WASHINGTON – The number of migrant family members arrested for illegally entering the United States shot up 38 percent in August, according to statistics released Wednesday, a surge Homeland Security officials characterized as a "crisis."
Border Patrol agents apprehended nearly 13,000 members of "family units" last month, the latest data show, the highest August total ever recorded. The increase followed President Trump's decision to back off the provision of his "zero tolerance" crackdown that separated children from parents in an attempt to deter illegal migration.
Migration numbers typically rebound in August after a summer lull. Overall, the number of foreigners apprehended or deemed "inadmissible" at border crossings rose to 46,560 in August, up from 39,953 in July.
Homeland Security officials said the arrival of so many families was due to court-imposed restrictions limiting the duration children may be detained in immigration jails.
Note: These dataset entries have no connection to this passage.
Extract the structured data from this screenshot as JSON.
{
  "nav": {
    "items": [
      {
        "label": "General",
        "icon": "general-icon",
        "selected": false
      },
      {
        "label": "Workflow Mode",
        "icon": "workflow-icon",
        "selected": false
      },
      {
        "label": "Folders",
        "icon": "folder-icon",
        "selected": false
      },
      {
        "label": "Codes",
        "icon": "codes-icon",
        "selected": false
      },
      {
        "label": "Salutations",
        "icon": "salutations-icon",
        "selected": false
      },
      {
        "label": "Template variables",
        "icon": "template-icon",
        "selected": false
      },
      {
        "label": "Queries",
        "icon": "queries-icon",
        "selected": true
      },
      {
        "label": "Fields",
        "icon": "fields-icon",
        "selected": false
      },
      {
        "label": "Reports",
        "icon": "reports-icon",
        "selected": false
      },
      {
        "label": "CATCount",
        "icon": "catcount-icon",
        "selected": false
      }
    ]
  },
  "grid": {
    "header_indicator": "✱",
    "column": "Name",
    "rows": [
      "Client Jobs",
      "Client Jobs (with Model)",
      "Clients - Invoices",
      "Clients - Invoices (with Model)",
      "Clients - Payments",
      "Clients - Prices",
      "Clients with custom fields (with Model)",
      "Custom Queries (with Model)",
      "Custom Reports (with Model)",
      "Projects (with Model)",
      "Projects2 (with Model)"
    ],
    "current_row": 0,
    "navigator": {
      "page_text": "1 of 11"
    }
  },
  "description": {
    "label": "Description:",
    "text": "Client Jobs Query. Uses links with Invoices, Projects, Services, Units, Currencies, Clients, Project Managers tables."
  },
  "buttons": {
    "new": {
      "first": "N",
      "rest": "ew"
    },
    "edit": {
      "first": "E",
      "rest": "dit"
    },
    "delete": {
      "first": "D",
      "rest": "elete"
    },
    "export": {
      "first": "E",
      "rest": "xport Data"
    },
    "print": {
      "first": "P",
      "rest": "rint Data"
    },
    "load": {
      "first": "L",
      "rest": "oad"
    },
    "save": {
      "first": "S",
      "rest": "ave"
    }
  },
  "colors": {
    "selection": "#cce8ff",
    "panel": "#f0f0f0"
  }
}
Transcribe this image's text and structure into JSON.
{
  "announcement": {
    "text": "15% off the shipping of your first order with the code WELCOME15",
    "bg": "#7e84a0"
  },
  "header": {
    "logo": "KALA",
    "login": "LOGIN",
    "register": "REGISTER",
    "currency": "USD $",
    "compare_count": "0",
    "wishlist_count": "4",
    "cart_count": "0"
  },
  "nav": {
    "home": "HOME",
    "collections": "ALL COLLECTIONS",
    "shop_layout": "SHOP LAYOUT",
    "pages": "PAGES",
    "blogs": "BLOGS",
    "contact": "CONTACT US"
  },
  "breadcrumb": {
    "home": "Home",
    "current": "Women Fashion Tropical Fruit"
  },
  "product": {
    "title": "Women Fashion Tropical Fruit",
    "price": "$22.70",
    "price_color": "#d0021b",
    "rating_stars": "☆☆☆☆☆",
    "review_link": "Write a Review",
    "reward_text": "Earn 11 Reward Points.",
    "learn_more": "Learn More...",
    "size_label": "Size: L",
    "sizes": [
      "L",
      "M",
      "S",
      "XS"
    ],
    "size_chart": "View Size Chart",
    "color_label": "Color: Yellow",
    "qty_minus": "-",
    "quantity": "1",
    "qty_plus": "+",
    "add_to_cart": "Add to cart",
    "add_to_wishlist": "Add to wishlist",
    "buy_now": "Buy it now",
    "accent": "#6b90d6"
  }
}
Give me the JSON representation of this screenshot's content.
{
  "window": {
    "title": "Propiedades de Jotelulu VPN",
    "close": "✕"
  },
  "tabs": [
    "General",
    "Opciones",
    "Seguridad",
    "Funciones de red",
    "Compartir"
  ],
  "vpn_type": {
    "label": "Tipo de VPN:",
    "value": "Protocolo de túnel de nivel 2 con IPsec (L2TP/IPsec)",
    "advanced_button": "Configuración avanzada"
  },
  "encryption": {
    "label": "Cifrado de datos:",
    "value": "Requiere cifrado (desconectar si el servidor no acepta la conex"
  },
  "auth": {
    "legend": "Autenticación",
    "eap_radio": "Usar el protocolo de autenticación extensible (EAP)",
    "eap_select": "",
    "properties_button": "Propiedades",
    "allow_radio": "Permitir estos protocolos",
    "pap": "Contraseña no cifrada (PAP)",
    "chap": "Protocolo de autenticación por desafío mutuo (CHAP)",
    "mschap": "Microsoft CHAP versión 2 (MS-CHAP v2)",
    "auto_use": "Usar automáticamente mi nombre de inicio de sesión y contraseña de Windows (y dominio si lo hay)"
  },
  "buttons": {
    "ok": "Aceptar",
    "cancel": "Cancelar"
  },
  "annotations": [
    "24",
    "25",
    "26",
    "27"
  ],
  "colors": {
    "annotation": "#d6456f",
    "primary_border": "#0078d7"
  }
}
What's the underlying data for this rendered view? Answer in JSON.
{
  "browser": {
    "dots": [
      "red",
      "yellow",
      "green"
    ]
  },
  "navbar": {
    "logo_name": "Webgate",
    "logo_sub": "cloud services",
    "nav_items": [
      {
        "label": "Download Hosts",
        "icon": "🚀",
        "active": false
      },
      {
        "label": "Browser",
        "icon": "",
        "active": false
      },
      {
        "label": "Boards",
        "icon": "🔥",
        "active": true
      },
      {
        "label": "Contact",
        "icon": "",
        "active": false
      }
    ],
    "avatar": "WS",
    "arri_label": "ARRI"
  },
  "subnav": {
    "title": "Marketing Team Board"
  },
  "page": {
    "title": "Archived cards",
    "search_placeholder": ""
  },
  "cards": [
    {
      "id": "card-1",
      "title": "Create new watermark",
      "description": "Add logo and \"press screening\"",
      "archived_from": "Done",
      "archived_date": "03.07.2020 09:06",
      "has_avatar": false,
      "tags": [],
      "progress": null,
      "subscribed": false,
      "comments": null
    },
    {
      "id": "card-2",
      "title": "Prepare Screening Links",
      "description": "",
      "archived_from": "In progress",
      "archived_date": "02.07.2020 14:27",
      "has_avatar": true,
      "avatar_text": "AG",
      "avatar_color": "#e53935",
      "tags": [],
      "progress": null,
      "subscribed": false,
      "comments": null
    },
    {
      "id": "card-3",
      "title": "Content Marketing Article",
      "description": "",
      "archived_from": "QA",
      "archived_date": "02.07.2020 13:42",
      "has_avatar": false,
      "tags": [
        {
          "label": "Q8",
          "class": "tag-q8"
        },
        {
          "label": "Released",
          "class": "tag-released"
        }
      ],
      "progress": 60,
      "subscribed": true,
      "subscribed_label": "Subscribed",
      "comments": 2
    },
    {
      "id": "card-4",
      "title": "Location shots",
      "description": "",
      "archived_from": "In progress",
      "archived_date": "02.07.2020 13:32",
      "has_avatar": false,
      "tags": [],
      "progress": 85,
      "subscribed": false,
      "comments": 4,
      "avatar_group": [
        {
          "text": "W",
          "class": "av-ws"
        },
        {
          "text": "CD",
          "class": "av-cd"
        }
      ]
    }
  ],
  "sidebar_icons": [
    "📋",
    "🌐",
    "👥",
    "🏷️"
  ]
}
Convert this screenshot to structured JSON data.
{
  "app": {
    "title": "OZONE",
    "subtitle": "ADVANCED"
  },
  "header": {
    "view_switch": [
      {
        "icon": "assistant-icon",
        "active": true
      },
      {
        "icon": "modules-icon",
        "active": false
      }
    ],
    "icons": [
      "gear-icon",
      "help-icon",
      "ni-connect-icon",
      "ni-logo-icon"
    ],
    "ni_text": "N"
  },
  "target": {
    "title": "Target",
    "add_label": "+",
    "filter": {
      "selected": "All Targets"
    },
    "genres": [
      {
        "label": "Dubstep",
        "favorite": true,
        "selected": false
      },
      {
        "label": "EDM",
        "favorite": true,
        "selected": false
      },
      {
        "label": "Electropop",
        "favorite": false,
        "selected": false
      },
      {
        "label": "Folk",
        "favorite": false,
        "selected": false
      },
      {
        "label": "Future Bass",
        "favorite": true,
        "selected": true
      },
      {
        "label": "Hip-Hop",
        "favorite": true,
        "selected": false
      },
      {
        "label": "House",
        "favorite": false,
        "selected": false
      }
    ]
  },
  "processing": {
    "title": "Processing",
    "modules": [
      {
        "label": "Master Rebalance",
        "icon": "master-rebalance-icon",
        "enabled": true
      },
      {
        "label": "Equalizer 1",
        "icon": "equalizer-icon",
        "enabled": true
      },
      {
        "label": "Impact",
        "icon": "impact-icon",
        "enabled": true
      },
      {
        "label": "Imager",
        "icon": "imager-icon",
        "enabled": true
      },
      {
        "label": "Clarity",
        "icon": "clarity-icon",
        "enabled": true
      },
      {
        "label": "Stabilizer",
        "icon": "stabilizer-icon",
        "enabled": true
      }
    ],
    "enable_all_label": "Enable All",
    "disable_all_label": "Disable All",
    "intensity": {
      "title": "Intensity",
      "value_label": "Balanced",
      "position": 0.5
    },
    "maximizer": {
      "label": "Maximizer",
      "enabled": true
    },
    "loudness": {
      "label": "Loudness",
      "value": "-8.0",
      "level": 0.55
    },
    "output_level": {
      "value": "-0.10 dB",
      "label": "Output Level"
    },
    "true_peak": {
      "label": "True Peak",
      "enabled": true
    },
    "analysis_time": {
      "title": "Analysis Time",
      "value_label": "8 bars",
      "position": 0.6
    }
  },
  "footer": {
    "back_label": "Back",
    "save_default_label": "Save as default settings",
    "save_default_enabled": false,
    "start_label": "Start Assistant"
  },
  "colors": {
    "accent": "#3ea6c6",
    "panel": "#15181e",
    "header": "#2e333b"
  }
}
The result, officials say, is that parents bring children as a way to win quick release from government custody and avoid deportation.
"The numbers have continued to increase because this is a well-known avenue to arrive in the U.S. and be allowed to stay," said Customs and Border Protection Commissioner Kevin McAleenan, calling the trend "a crisis of significant proportions, from a humanitarian perspective and a security perspective."
Agents working in South Texas described August as a busy month of rafts coming across the Rio Grande and groups so large they had to be loaded onto Border Patrol buses.
Nearly all family members appearing at the border are from the "Northern Triangle" of Central America — Guatemala, Honduras and El Salvador — where homicide rates and grinding poverty have fueled emigration for decades.
What's changed, officials say, is the growing recognition in Central America of what they call "loopholes" in U.S. enforcement.
"Smugglers and traffickers understand our broken immigration laws better than most and know that if a family unit illegally enters the U.S. they are likely to be released into the interior," Department of Homeland Security spokesman Tyler Houlton said.
According to the latest DHS statistics, he added, more than 98 percent of family members from El Salvador, Guatemala, and Honduras who arrived between October 2016 and the end of June are still present in the United States.
The number of migrants under age 18 in U.S. custody also rose last month, and the Department of Health and Human Services said Tuesday it has 12,800 minors in its system of shelters, a record number.